    drwxr-xr-x  2 root root  4096 Sep 10 07:00 boot
    drwxr-xr-x  4 root root  4096 Sep 10 07:00 dev
    drwxr-xr-x 96 root root 12288 Dec  2 04:02 etc
    drwxr-xr-x 79 root root  4096 Oct 28 00:00 home
    drwxr-xr-x 12 root root  4096 Sep 11 04:06 lib
    drwxr-xr-x  8 root root  4096 Sep 11 04:06 lib64
    drwx------  2 root root 16384 Sep 10 06:58 lost+found
    drwxr-xr-x  2 root root  4096 Sep 10 14:37 lsst
    drwxr-xr-x  2 root root  4096 Oct  6 10:40 media
    dr-xr-xr-x  2 root root  4096 Sep 10 13:05 misc
    drwxr-xr-x  2 root root  4096 Oct 10  2006 mnt
    dr-xr-xr-x  2 root root  4096 Sep 10 13:05 net
    drwxr-xr-x  2 root root  4096 Oct 10  2006 opt
    drwxr-xr-x  2 root root  4096 Sep 10 07:00 proc
    drwxr-x--- 16 root root  4096 Dec  2 14:59 root
    drwxr-xr-x  2 root root 12288 Sep 11 04:07 sbin
    drwxr-xr-x  2 root root  4096 Sep 10 14:02 scr
    drwxr-xr-x  2 root root  4096 Sep 10 07:00 selinux
    drwxr-xr-x  3 root root  4096 Sep 10 14:38 share
    drwxr-xr-x  2 root root  4096 Oct 10  2006 srv
    drwxr-xr-x  2 root root  4096 Sep 10 07:00 sys
    drwxrwxrwt 10 root root  4096 Dec  2 15:41 tmp
    drwxr-xr-x 15 root root  4096 Sep 10 07:03 usr
    drwxr-xr-x 24 root root  4096 Sep 10 07:08 var

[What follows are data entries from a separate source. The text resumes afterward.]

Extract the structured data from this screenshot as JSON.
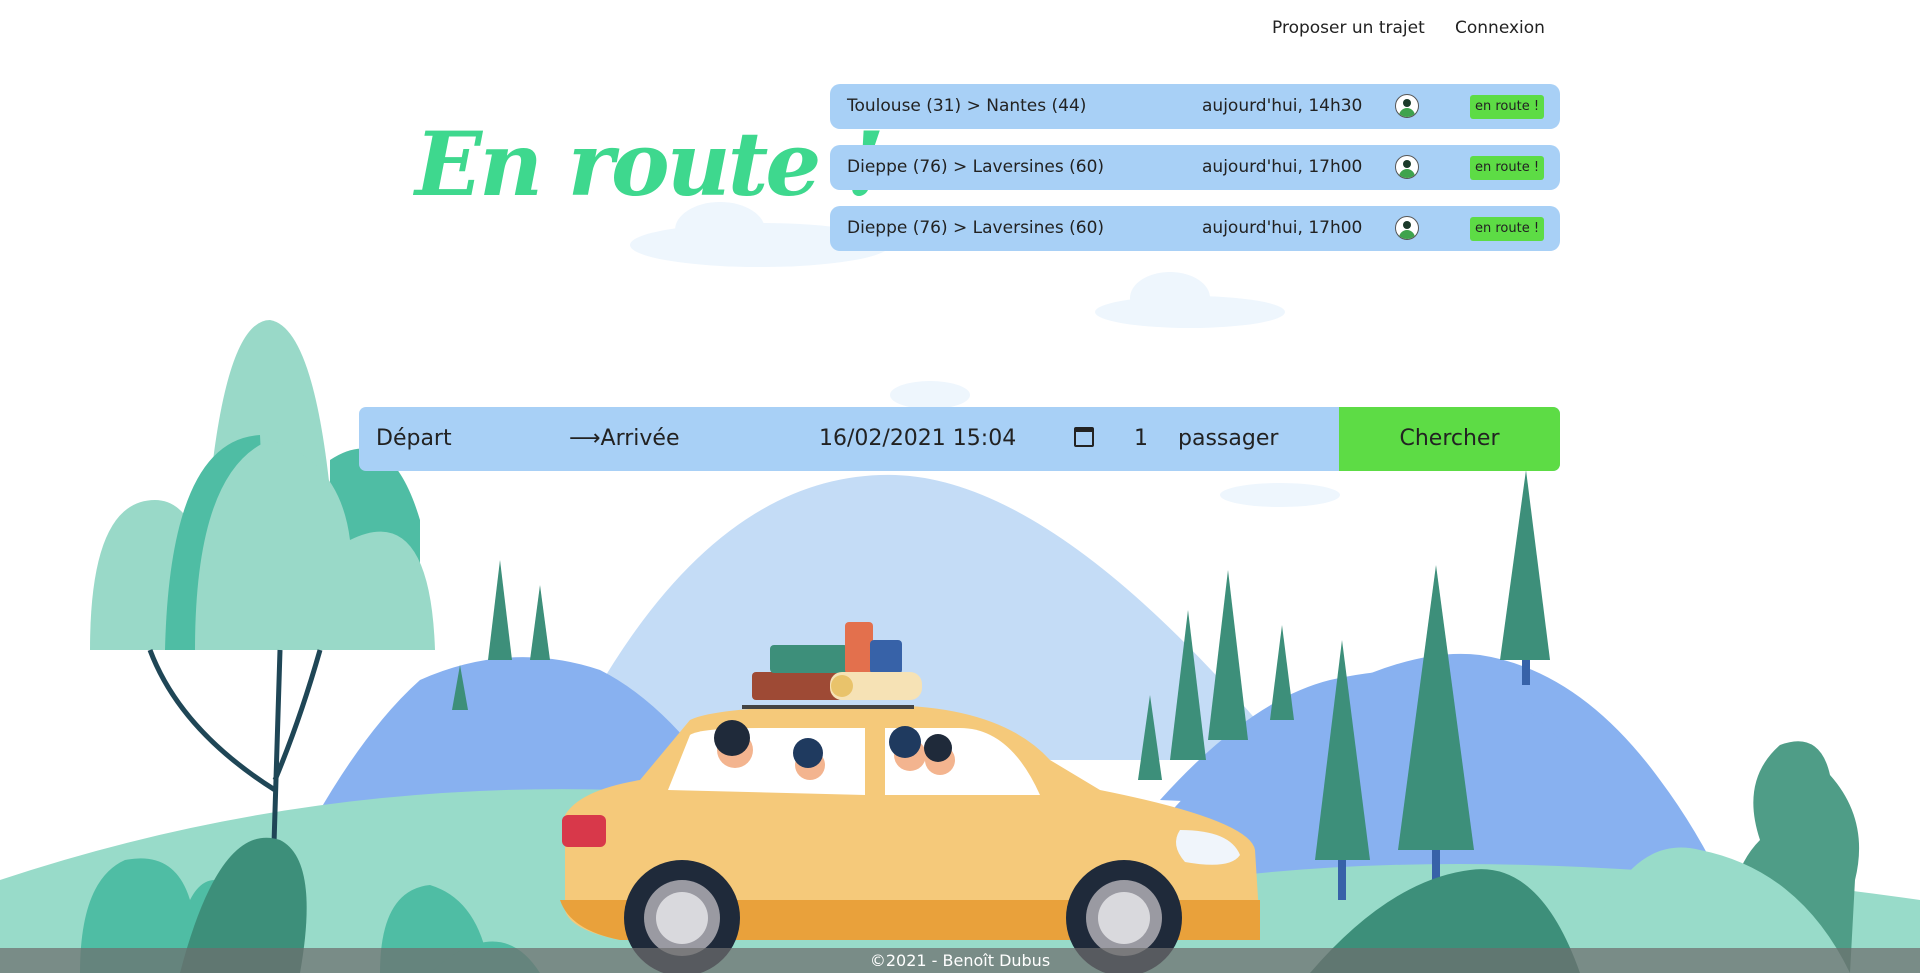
{
  "nav": {
    "propose": "Proposer un trajet",
    "login": "Connexion"
  },
  "logo": "En route !",
  "trips": [
    {
      "route": "Toulouse (31) > Nantes (44)",
      "time": "aujourd'hui, 14h30",
      "status": "en route !"
    },
    {
      "route": "Dieppe (76) > Laversines (60)",
      "time": "aujourd'hui, 17h00",
      "status": "en route !"
    },
    {
      "route": "Dieppe (76) > Laversines (60)",
      "time": "aujourd'hui, 17h00",
      "status": "en route !"
    }
  ],
  "search": {
    "departure_placeholder": "Départ",
    "arrival_placeholder": "⟶Arrivée",
    "date_value": "16/02/2021 15:04",
    "passengers_value": "1",
    "passengers_label": "passager",
    "button_label": "Chercher"
  },
  "footer": "©2021 - Benoît Dubus",
  "colors": {
    "accent_green": "#3ed88e",
    "button_green": "#5ddc45",
    "card_blue": "#a8d0f6"
  }
}
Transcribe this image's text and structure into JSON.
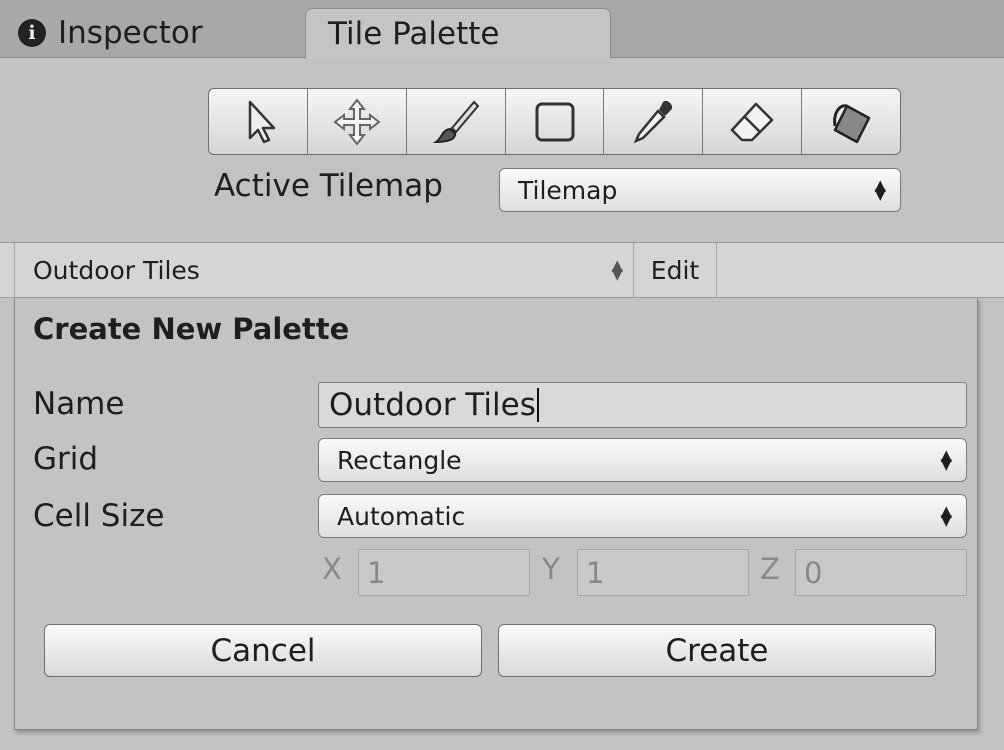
{
  "tabs": [
    {
      "label": "Inspector",
      "icon": "info-icon",
      "active": false
    },
    {
      "label": "Tile Palette",
      "active": true
    }
  ],
  "toolbar": {
    "tools": [
      {
        "name": "select-tool",
        "icon": "arrow-cursor-icon"
      },
      {
        "name": "move-tool",
        "icon": "move-arrows-icon"
      },
      {
        "name": "paint-tool",
        "icon": "paintbrush-icon"
      },
      {
        "name": "box-fill-tool",
        "icon": "rectangle-icon"
      },
      {
        "name": "picker-tool",
        "icon": "eyedropper-icon"
      },
      {
        "name": "erase-tool",
        "icon": "eraser-icon"
      },
      {
        "name": "fill-tool",
        "icon": "paint-bucket-icon"
      }
    ]
  },
  "active_tilemap": {
    "label": "Active Tilemap",
    "value": "Tilemap"
  },
  "palette_bar": {
    "selected_palette": "Outdoor Tiles",
    "edit_label": "Edit"
  },
  "create_panel": {
    "title": "Create New Palette",
    "name_label": "Name",
    "name_value": "Outdoor Tiles",
    "grid_label": "Grid",
    "grid_value": "Rectangle",
    "cell_size_label": "Cell Size",
    "cell_size_value": "Automatic",
    "x_label": "X",
    "x_value": "1",
    "y_label": "Y",
    "y_value": "1",
    "z_label": "Z",
    "z_value": "0",
    "cancel_label": "Cancel",
    "create_label": "Create"
  }
}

    Now, I can unmount the volume, etc. etc. etc.:

    [root@hardware /vbox/HDD]# umount /mnt/virtdisk
    [root@hardware /vbox/HDD]# vgchange -a n
    [root@hardware /vbox/HDD]# losetup -d /dev/loop0

    Finally, I am sure that the PV is healthy and I can move it to the backup host.

    Next step, boot from Live-CD.

  • Moving Virtualbox to real hardware

    Today, my client gave me the task of moving a virtualbox machine to real hardware.

    VBox specs: 2 Gigabyte ram, 1-CPU, 80 Gig harddisk.
    Real Hardware: 8 Gigabyte ram, 4-CPU and 1 Terabyte raid5 harddisk.

    The reasons to move this host to real hardware are performance issues. The hosting machine is an old linux install which needs to be scrapped because it can’t be updated anymore. This is however impossible as long as it hosts the VBox. To work efficiently, the VBOX guest will simply become the host and not run any vbox’s anymore. The VBox operating system will be Gentoo linux.

    To aid myself in the upcoming task (and minimize weekend work time), I created an “At” job. The job will shutdown the VM and make a full harddisk clone offline and then reboot ¬†the VBox. Purpose of this exercise will be to convert the resulting VDI image to Physical Volumes of Linux’s excellent LVM management system.

    1) Shutdown the VBox
    2) Clone the VDI
    3) Start the VBOX
    4) Move the VDI to a Raw format using VBoxManage tool
    5) Extract the Physical volumes from the virtual disk, using dd.
    6) Copy the pv’s to a different host

    Now all the preparation is done and we can start the real work, so in the weekend:
    7) Shutdown the VBOX
    8) Shutdown the Host
    9) Boot the machine from a rescue CD with networking
    10) Wipe the Harddisk
    11) Create partitions of which is at least 1 LVM of sufficient size (100+ gig)
    12) Copy the PV’s into the new LVM
    13) Create a boot-partition and reinstall the bootsector
    14) Reboot and keep the fingers crossed weekend will begin and work end.